As a nonprofit, your tax-exempt status with the IRS is based on how your organization is organized and operated. Your tax-exempt status exempts your organization from federal income tax on income related to your organization’s exempt operations. However, in the process of actually operating your nonprofit, there are times you’ll engage in a certain amount of activity unrelated to your exempt operations that produces income. This income is called unrelated business income and it may be taxable.
Is my nonprofit subject to Unrelated Business Income Taxation?
Almost all charitable tax-exempt organizations are subject to unrelated business income taxation (UBTI). Organizations subject to UBIT include:
- Social welfare
- Advocacy groups
- Veterans’ organizations
- Trade and professional associations
- Labor organizations
- Employee benefit funds
- Fraternal organizations
There are a handful of tax-exempt organization who are not generally subject to unrelated business income taxation. These groups include:
- Corporations organized under Act of Congress and that are instrumentalities of the United States
- Certain charitable trusts not subject to the tax on private foundations
What is Unrelated Business Income Taxation?
If your nonprofit regularly generates certain types of income from business activities that aren’t related to the tax-exempt purpose of your organization, this income is likely taxable as unrelated business income.
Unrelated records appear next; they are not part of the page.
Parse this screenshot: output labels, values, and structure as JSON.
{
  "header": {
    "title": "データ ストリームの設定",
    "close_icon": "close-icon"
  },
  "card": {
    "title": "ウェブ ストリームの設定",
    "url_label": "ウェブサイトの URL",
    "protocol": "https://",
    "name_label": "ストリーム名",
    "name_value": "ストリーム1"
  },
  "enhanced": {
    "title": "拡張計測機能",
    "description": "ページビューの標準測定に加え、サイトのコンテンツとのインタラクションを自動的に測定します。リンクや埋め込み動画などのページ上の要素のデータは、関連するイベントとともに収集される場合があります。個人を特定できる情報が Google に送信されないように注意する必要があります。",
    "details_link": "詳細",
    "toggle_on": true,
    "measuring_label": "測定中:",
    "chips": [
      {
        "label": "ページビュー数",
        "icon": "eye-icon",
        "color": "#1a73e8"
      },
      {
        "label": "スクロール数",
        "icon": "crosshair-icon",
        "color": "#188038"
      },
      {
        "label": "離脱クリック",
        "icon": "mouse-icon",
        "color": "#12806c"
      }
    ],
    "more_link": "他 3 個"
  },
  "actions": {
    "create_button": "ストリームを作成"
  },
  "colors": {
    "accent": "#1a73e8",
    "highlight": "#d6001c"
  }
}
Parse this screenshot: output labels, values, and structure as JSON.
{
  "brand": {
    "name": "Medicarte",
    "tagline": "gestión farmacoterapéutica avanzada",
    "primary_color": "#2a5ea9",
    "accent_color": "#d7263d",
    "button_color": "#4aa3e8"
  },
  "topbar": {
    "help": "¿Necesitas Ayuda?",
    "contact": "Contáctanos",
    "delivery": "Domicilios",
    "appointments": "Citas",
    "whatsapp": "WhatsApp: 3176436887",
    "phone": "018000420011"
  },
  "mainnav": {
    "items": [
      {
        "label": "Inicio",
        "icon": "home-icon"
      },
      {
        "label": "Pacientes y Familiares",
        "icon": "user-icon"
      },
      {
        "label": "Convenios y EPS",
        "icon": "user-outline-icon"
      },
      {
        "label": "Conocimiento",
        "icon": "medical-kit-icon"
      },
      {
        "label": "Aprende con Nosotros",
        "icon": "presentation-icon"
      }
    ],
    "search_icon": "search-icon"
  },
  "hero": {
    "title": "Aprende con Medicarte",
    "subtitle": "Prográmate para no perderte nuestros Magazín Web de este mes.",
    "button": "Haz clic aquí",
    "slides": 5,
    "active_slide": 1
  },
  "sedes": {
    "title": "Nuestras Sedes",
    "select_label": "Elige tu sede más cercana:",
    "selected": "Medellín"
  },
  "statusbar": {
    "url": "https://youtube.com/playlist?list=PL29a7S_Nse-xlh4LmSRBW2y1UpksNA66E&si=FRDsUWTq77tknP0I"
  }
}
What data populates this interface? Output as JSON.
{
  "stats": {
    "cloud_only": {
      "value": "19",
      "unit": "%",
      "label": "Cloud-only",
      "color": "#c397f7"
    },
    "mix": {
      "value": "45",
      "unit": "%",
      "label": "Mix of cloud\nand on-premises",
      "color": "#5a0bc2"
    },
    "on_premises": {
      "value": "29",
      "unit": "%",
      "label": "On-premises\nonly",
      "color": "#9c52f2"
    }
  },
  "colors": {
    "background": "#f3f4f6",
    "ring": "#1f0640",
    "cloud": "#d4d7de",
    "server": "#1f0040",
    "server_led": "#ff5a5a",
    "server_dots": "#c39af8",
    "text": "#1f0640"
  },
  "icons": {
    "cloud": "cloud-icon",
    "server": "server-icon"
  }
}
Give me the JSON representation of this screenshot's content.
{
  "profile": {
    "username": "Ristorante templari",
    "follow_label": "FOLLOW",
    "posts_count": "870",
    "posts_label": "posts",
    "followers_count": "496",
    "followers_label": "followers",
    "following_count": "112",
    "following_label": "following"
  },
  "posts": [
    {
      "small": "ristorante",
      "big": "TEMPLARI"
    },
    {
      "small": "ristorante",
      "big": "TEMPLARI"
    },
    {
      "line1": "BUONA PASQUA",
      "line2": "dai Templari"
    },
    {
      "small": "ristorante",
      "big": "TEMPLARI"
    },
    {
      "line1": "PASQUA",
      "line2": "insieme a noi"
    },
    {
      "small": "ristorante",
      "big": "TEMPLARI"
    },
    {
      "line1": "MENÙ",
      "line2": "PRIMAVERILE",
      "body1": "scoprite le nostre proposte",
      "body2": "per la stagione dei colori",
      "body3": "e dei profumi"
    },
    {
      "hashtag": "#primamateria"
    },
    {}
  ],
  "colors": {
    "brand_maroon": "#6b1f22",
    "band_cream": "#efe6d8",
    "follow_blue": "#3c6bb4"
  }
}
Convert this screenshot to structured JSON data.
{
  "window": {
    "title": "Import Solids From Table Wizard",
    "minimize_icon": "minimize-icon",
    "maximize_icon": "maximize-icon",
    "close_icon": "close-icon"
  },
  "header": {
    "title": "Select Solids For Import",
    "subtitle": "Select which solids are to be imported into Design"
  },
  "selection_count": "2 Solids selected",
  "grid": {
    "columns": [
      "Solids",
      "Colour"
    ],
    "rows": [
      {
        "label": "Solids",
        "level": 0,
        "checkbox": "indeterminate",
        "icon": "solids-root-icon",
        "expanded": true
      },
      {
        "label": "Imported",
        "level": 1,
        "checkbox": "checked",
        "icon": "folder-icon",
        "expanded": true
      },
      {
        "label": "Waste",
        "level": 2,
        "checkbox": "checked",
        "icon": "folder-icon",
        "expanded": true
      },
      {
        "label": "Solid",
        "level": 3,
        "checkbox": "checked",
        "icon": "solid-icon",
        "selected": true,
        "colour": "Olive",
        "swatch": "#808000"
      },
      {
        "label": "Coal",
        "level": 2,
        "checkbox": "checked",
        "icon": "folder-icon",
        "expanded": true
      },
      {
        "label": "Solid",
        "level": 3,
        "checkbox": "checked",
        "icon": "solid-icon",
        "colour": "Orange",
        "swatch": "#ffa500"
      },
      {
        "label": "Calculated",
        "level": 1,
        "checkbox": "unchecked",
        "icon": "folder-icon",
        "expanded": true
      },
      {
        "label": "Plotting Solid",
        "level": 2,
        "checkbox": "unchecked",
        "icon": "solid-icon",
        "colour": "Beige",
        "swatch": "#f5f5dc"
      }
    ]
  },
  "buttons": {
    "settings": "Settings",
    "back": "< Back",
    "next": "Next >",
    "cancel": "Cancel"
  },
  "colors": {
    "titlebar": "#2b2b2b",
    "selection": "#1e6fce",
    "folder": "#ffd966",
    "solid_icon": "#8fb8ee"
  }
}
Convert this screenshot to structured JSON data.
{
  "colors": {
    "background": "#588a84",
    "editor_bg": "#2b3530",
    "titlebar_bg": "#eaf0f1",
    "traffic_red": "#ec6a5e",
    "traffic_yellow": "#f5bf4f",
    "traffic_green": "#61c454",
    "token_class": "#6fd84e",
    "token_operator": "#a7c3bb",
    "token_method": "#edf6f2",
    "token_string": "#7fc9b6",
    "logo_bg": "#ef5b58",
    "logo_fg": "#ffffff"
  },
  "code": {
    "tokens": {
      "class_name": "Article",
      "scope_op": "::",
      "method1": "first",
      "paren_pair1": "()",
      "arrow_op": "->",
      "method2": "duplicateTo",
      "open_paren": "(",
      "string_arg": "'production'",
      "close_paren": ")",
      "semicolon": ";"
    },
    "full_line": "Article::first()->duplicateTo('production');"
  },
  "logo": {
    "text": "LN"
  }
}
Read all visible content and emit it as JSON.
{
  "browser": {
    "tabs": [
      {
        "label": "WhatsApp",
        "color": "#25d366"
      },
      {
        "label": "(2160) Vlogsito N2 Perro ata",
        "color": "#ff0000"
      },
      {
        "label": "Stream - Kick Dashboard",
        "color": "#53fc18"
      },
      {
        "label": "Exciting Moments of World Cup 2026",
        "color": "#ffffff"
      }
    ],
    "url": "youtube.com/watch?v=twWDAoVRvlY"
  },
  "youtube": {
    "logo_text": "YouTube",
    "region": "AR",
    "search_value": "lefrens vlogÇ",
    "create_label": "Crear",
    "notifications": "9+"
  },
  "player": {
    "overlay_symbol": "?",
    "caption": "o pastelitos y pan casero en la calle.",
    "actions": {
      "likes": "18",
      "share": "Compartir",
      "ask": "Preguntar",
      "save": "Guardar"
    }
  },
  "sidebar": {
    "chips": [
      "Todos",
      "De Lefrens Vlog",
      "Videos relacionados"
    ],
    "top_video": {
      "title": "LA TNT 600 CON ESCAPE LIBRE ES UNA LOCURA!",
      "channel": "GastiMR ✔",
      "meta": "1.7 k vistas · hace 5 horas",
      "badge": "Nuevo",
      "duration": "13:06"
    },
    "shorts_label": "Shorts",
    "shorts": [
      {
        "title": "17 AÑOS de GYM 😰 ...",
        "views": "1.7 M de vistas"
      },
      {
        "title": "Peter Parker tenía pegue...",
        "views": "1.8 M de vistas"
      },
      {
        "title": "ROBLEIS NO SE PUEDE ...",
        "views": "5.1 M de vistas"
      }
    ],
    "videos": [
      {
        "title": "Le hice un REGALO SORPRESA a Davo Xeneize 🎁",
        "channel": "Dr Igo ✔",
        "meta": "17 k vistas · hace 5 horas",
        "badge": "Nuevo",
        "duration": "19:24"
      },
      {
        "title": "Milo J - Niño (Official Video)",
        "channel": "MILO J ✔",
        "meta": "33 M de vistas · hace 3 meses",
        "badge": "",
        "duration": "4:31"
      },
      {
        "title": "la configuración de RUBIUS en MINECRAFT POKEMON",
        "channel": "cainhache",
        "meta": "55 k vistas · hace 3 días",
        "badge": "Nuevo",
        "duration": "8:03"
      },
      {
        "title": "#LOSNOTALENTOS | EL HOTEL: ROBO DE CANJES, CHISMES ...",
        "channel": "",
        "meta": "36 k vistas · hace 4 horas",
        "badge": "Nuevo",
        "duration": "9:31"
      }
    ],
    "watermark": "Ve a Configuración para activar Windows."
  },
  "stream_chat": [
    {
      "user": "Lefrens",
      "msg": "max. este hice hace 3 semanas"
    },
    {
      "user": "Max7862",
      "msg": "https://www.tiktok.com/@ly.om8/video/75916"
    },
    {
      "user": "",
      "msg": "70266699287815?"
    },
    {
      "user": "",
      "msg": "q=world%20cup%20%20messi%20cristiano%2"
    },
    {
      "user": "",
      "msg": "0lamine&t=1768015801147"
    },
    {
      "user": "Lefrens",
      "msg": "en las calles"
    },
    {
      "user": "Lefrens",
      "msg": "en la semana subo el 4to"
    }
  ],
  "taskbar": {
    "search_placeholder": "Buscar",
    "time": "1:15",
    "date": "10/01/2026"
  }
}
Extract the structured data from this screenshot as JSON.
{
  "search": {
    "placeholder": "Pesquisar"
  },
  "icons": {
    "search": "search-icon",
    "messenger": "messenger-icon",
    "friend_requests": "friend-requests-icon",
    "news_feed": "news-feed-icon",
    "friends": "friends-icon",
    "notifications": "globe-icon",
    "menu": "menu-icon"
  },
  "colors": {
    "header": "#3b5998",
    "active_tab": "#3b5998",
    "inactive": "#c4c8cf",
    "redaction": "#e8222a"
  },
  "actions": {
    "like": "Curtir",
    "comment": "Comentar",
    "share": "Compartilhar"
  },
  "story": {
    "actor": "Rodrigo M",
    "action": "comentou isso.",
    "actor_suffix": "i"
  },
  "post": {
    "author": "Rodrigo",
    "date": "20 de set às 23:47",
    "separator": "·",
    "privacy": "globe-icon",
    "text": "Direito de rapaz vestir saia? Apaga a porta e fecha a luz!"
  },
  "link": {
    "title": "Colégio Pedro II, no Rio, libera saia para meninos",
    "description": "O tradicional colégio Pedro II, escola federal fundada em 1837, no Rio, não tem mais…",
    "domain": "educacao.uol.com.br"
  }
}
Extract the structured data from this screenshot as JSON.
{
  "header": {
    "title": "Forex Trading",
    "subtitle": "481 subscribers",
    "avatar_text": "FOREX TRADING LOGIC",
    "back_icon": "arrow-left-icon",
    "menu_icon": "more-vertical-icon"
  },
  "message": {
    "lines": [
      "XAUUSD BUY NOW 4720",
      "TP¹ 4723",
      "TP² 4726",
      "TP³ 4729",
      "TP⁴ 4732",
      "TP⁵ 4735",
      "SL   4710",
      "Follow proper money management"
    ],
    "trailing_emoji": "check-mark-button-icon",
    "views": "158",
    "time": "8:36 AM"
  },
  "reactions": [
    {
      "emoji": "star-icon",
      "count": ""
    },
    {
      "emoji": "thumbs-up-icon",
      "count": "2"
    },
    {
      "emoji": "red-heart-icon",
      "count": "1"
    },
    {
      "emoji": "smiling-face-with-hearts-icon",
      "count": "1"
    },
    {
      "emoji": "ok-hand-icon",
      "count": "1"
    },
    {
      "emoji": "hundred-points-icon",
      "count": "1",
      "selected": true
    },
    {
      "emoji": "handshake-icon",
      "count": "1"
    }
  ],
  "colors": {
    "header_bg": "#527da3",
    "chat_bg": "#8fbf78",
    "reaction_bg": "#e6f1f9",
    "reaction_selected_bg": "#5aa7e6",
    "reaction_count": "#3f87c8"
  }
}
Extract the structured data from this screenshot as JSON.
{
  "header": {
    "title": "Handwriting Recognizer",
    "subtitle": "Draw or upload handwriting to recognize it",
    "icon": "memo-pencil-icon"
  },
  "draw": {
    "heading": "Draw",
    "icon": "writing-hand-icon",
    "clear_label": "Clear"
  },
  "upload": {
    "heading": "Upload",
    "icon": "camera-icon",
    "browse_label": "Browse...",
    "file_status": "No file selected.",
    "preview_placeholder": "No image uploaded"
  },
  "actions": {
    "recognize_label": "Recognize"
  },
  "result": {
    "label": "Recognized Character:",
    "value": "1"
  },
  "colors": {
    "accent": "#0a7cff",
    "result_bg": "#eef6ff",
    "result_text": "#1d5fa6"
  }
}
It doesn’t matter if your nonprofit uses that income for its tax exempt purpose, it’s how the income is earned that makes it taxable.
The key parts of determining if income is from an unrelated business are:
- Is the activity a trade or business? Meaning, does the activity produce goods or services in exchange for money?
- Does your nonprofit carry on the activity on a regular basis? Regular basis usually means more than once a year.
- Is the activity unrelated to the tax-exempt purpose of your nonprofit?
If you can answer yes to all three questions, the income from the activity in question is likely subject to UBTI.
Examples of Unrelated Business Income
Here are a couple examples to help illustrate unrelated business income:
Example 1: Your church is next to a sports arena. To raise additional funds, you sell parking during games. Since parking is not related to your mission as a religious organization, any funds raised through the sale of parking spots would be considered unrelated business income.
Example 2: Your nonprofit bought a building and is working to pay off the mortgage. The building has space you’re not using, so you rent the space to a local retailer. The money you collect in rent is considered unrelated business income.
How much Unrelated Business Income can I have as a nonprofit?
The IRS expects tax-exempt nonprofits to have some unrelated business income, but if the IRS determines the percentage of unrelated income your nonprofit generates is too high, you may risk losing your tax-exempt status. There is no specific threshold nonprofits must stay under to avoid losing their tax-exempt status, as the IRS considers the unique circumstances surrounding each organizations’ unrelated business incomes.
Corrigan Krause can help
The Corrigan Krause Nonprofit team can help your nonprofit properly document income, including unrelated business income. You can connect with any of the Nonprofit team members here or email firstname.lastname@example.org.